Learn more about Target Frameworks and .NET Standard.

NuGet packages (43)

Showing the top 5 NuGet packages that depend on AsyncEnumerator:

Package Downloads
NBitcoin.Indexer

Library for querying data indexed by NBitcoin.Indexer on Azure Storage

Elect.Core

.Net Core Utilities methods

Carbon.Kit

Provides interfaces, abstractions and common functions which is the essence of Carbon Kit.

Libplanet.Net

A peer-to-peer networking layer based on Libplanet.

Halforbit.RecordStreams

Package Description

GitHub repositories (10)

Showing the top 5 popular GitHub repositories that depend on AsyncEnumerator:

Repository Stars
Flangvik/TeamFiltration
TeamFiltration is a cross-platform framework for enumerating, spraying, exfiltrating, and backdooring O365 AAD accounts
n00mkrad/text2image-gui
Somewhat modular text2image GUI, initially just for Stable Diffusion
RevoLand/Steam-Library-Manager
Open source utility to manage Steam, Origin and Uplay libraries in ease of use with multi library support. ||| Steam Games Database: https://stmstat.com
planetarium/libplanet
Blockchain in C#/.NET for on-chain, decentralized gaming
Texnomic/SecureDNS
Secure, Modern, Fully-Featured, All-In-One Cross-Architecture & Cross-Platform DNS Server Using .NET 7.0
Version Downloads Last updated
4.0.2 13,575,271 12/4/2019
4.0.1 160,825 10/22/2019
4.0.0 45,953 10/18/2019
3.1.0 127,782 9/23/2019
2.2.2 2,101,925 1/27/2019
2.2.1 1,430,608 5/29/2018
2.2.0 42,579 5/18/2018
2.1.1 712,662 1/20/2018
2.1.0 320,929 5/22/2017
2.0.1 56,358 2/13/2017
1.5.0 6,374 2/12/2017
1.4.2 4,011 2/6/2017
1.3.0 4,143 1/20/2017
1.2.3 9,489 1/6/2017
1.2.2 4,710 12/11/2016
1.2.1 3,178 12/10/2016
1.2.0 22,270 11/29/2016
1.1.3 3,354 11/28/2016
1.1.2 51,802 8/29/2016
1.0.3 6,558 4/28/2016
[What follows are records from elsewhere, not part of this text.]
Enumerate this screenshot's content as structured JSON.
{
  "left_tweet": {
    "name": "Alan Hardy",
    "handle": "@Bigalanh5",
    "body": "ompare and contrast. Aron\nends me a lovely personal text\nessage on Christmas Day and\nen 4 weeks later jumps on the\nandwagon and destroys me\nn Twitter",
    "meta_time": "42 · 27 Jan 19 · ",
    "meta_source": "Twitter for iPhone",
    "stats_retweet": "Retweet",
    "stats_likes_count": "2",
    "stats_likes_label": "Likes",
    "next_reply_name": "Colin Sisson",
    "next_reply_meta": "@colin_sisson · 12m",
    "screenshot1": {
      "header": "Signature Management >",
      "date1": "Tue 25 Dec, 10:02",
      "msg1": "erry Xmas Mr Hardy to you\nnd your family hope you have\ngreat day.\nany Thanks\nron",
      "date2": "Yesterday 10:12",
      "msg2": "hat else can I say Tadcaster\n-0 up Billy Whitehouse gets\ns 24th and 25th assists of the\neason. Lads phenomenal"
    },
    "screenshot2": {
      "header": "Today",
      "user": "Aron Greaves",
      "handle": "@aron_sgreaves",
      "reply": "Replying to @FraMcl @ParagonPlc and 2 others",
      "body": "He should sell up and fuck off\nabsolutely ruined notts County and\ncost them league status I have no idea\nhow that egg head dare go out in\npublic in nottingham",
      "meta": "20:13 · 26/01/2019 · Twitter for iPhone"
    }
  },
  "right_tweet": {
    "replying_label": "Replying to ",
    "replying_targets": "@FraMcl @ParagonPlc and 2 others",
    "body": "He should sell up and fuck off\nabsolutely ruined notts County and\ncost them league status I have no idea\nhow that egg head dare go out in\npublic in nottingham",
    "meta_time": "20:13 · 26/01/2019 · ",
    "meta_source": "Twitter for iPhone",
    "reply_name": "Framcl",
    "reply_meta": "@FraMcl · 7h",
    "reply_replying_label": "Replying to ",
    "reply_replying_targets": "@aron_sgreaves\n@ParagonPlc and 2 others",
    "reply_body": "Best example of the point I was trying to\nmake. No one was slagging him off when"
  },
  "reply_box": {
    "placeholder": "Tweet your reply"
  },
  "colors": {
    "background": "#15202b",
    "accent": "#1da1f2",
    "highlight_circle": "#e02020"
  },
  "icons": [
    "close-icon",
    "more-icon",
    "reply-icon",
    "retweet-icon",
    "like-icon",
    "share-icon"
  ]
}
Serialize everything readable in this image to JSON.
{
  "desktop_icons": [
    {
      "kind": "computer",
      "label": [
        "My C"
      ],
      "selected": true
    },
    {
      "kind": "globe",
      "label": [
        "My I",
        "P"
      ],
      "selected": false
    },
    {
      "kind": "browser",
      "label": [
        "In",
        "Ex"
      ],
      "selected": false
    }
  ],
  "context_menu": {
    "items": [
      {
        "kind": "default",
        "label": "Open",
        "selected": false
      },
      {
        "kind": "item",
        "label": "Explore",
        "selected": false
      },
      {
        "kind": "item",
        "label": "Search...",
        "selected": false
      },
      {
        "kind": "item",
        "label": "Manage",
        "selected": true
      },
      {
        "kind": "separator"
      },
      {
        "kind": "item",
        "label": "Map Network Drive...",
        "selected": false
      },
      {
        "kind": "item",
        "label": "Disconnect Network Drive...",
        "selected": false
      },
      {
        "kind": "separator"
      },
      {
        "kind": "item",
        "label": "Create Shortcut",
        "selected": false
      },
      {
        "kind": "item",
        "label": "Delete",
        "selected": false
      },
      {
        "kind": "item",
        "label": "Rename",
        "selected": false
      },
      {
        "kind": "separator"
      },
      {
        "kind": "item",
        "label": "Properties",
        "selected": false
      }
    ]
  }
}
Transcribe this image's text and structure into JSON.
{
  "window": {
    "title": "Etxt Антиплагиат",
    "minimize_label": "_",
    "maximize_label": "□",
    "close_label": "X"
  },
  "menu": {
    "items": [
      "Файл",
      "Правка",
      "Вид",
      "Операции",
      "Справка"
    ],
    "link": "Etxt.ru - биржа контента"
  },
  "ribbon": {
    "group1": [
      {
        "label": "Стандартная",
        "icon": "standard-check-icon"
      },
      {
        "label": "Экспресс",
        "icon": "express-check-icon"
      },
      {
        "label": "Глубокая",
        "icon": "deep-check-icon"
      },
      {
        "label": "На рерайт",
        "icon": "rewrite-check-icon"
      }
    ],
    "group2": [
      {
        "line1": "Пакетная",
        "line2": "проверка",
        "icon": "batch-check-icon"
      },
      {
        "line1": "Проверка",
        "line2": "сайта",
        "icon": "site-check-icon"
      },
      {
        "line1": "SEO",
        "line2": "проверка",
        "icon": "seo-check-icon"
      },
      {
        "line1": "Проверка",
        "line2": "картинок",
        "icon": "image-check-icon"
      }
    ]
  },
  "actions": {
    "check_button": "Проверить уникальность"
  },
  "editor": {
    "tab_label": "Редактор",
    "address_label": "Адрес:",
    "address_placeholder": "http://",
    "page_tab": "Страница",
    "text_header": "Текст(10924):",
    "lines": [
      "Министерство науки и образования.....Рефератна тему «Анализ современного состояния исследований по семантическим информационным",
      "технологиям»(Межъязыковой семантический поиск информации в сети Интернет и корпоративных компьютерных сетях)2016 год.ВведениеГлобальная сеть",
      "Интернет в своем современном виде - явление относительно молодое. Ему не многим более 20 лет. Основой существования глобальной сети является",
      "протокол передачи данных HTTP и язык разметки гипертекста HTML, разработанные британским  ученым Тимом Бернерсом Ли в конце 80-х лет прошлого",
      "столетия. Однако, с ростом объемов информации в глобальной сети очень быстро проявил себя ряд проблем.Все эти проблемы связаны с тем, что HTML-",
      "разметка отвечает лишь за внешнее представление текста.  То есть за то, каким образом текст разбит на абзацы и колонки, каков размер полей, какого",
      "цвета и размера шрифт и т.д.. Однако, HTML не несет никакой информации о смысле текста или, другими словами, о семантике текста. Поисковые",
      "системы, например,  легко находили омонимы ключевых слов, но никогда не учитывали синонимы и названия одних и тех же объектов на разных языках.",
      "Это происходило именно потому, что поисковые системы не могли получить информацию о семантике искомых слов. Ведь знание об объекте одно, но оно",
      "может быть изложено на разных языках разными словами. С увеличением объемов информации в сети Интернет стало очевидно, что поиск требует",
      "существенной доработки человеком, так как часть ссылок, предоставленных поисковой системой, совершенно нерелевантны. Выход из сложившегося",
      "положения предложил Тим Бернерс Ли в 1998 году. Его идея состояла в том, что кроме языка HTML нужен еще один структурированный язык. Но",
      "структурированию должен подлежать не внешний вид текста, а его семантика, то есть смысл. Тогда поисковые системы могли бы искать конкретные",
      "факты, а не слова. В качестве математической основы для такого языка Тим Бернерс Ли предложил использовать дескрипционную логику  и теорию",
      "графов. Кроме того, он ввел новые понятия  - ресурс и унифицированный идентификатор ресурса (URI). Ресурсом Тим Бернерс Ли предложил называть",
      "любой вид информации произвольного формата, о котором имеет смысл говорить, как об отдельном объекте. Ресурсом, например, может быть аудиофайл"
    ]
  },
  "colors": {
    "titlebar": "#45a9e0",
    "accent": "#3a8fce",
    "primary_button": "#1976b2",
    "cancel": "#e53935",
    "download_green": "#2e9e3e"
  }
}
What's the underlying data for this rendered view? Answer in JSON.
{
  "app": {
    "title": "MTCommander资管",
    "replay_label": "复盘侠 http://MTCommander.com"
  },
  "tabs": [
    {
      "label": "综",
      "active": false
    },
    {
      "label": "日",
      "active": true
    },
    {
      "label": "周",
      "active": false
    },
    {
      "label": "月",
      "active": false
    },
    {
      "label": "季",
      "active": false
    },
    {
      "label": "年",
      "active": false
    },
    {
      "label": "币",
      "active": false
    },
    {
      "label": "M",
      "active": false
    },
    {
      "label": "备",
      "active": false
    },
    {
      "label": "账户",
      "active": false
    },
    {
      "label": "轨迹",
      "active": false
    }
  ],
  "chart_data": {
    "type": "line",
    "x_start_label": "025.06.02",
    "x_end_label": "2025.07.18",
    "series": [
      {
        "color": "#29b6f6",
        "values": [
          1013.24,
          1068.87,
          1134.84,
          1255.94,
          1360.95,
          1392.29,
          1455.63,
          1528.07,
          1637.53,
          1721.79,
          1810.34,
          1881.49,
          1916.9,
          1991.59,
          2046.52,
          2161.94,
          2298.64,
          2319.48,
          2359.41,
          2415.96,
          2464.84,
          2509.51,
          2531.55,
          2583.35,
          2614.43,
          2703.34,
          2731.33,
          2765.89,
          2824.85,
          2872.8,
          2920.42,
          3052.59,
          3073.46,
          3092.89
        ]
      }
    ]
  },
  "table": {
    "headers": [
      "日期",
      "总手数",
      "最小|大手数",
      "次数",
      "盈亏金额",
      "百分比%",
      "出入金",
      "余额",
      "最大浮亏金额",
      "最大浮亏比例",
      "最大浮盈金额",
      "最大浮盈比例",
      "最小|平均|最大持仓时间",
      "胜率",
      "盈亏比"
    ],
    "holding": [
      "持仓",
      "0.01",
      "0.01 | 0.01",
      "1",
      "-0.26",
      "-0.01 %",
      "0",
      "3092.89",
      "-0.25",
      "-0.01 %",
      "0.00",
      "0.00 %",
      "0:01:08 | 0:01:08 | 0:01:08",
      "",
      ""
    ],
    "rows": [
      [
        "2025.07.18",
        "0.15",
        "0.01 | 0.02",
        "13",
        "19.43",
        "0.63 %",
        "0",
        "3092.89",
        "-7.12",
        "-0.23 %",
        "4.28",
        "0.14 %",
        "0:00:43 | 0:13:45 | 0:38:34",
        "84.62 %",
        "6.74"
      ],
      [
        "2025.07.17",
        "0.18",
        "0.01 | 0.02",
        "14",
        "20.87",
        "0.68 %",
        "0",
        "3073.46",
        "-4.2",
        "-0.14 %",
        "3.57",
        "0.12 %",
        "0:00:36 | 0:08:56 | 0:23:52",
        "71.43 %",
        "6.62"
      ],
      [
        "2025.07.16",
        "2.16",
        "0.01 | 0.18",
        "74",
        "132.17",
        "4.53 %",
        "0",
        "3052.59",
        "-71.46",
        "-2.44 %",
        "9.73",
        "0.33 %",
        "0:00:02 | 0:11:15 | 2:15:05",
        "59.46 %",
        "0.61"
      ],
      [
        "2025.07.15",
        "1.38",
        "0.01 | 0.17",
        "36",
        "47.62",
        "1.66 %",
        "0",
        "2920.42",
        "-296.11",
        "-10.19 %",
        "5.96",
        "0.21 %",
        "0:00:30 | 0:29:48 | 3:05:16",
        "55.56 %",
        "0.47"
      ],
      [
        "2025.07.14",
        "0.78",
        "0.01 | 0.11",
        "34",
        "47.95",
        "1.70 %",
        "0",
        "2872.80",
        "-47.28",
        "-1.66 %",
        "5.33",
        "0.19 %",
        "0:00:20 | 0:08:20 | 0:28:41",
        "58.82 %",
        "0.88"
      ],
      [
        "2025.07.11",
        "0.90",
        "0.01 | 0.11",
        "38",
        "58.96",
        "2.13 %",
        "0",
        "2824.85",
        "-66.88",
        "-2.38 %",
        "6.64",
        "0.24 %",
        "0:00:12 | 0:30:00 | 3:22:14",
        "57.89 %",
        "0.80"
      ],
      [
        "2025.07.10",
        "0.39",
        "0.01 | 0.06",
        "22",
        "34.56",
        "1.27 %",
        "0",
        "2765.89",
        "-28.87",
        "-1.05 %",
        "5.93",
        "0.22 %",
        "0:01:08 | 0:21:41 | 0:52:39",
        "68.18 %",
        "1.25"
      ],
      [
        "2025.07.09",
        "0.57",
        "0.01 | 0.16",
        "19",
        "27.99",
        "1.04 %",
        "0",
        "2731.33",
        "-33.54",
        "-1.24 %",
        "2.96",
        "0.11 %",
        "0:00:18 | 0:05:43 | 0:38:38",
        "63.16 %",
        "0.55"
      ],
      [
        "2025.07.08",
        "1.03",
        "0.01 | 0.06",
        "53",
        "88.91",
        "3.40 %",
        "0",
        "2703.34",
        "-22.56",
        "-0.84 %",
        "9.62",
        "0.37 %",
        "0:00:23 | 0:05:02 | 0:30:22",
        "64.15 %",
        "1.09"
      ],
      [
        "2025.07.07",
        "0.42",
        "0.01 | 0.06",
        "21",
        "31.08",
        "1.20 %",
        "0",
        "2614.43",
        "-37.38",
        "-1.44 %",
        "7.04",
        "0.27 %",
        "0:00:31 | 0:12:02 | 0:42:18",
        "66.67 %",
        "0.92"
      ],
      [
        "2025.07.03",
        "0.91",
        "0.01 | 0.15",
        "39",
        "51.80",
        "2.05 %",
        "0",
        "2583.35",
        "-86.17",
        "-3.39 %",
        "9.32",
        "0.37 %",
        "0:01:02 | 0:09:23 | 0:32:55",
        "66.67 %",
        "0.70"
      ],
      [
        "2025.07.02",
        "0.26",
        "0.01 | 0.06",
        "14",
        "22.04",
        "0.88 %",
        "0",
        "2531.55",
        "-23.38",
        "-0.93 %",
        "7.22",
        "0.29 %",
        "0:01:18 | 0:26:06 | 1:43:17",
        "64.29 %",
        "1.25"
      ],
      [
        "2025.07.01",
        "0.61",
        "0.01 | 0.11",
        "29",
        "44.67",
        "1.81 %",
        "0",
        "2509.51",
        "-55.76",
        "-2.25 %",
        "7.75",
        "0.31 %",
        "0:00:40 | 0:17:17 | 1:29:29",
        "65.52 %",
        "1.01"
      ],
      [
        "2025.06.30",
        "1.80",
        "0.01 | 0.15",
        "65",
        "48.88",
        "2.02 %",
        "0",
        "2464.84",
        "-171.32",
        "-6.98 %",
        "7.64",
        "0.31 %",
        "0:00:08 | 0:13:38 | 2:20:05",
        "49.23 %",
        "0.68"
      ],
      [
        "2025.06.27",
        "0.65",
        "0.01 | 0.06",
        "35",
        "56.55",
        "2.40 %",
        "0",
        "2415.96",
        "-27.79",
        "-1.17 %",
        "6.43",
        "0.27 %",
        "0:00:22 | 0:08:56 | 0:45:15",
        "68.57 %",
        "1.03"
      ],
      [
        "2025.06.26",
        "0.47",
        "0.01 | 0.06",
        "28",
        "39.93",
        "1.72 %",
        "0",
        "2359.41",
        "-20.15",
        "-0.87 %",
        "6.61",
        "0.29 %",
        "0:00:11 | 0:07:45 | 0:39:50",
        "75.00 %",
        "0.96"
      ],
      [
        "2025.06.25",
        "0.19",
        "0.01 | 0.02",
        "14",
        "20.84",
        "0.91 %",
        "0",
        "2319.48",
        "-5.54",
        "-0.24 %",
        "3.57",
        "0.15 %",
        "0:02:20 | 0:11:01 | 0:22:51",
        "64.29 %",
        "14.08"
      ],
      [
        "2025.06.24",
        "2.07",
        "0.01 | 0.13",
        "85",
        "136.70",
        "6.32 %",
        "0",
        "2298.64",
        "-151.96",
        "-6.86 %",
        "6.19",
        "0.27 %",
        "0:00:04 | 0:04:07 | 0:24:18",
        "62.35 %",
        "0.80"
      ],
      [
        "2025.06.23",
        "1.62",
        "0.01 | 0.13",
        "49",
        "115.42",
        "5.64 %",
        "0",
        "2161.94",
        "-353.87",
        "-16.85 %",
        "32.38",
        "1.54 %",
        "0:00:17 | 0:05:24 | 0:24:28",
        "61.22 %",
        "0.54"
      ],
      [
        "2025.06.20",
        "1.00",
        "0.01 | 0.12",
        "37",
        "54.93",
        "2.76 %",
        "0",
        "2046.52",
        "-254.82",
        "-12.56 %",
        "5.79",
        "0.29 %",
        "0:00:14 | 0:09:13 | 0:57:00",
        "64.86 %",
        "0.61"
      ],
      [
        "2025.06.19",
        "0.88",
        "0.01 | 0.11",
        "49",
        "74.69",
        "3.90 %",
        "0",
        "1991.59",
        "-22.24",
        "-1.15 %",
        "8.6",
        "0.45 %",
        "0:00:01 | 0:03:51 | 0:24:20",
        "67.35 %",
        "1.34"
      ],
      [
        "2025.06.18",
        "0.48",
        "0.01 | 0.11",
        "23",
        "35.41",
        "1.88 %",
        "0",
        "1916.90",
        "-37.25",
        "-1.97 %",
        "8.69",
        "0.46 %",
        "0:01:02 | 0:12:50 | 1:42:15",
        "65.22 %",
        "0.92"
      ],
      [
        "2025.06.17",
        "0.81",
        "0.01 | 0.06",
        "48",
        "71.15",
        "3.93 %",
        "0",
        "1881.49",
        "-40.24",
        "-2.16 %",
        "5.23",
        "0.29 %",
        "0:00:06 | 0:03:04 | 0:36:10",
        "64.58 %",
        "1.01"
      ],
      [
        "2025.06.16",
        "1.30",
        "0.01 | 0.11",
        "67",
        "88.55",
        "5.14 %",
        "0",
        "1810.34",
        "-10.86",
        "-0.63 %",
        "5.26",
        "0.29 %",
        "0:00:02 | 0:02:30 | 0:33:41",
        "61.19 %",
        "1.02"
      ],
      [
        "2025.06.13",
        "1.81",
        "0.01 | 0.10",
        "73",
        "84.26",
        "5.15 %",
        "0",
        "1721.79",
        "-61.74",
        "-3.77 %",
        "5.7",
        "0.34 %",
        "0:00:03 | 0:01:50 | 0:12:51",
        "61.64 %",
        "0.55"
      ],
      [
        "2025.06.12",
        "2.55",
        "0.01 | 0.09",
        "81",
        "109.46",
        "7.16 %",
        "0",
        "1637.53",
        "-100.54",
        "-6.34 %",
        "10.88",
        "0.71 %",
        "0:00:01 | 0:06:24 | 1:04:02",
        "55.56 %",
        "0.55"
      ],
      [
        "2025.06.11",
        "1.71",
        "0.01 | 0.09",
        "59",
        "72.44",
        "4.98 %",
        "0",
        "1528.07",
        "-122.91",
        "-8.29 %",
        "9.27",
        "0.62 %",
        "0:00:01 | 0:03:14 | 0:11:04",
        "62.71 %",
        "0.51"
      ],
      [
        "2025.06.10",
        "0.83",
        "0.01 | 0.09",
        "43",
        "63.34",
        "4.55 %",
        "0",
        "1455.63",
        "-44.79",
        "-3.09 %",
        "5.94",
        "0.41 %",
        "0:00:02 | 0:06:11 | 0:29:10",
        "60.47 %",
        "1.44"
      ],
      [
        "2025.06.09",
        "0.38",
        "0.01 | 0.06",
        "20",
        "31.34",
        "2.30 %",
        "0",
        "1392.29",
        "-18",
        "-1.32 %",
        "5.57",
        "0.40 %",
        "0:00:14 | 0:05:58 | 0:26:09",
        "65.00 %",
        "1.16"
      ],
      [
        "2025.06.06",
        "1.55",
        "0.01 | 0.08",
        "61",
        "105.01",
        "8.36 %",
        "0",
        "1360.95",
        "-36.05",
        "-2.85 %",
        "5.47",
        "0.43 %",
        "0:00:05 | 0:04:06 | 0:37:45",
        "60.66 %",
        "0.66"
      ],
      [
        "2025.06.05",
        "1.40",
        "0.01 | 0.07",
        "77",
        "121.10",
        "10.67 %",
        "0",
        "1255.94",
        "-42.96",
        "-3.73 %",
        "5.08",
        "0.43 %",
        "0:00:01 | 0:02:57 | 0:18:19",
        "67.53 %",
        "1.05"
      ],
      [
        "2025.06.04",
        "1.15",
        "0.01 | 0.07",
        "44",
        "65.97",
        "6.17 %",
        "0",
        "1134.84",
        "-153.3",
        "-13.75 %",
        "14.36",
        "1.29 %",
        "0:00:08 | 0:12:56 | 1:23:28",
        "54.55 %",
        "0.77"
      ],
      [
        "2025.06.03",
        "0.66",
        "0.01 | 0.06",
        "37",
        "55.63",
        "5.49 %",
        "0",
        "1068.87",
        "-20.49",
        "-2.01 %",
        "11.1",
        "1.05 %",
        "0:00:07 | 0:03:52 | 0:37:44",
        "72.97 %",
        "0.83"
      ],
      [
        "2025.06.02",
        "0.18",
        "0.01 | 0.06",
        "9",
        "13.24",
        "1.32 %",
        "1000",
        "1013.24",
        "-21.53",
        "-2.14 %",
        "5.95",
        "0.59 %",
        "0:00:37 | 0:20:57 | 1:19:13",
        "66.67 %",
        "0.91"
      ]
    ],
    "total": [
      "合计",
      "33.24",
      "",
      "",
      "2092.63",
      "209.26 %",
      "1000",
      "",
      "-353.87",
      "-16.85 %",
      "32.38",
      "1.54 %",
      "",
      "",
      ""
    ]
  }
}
4.0.0: Use interfaces from Microsoft.Bcl.AsyncInterfaces package in NET Standard 2.0.
3.1.0: Add support for NET Standard 2.1, consolidate interface with Microsoft's implementation.
2.2.0: New extension methods: SelectMany, Append, Prepend, OfType, Concat, Distinct, ToDictionaryAsync, ToLookupAsync, AggregateAsync.
2.1.0: New extension methods: Batch, UnionAll, Single, SingleOrDefault, DefaultIfEmpty, Cast.
2.0.0: Revise design of the library: same features, but slight paradigm shift and interface breaking changes.
1.5.0: Add support for .NET Standard, minor improvements.
1.4.2: Add finalizer to AsyncEnumerator and call Dispose in ForEachAsync and ParallelForEachAsync extension methods.
1.4.0: Add new generic type AsyncEnumeratorWithState for performance optimization.
      Now IAsyncEnumerator<T> is covariant.
      Add ForEachAsync, ParallelForeachAsync, and LINQ-style extension methods for IAsyncEnumerator.
1.2.1: New Linq-style extension methods in System.Collections.Async namespace.
1.1.0: Add ParallelForEachAsync extension methods for IEnumerable<T> and IAsyncEnumerable<T> in System.Collections.Async namespace.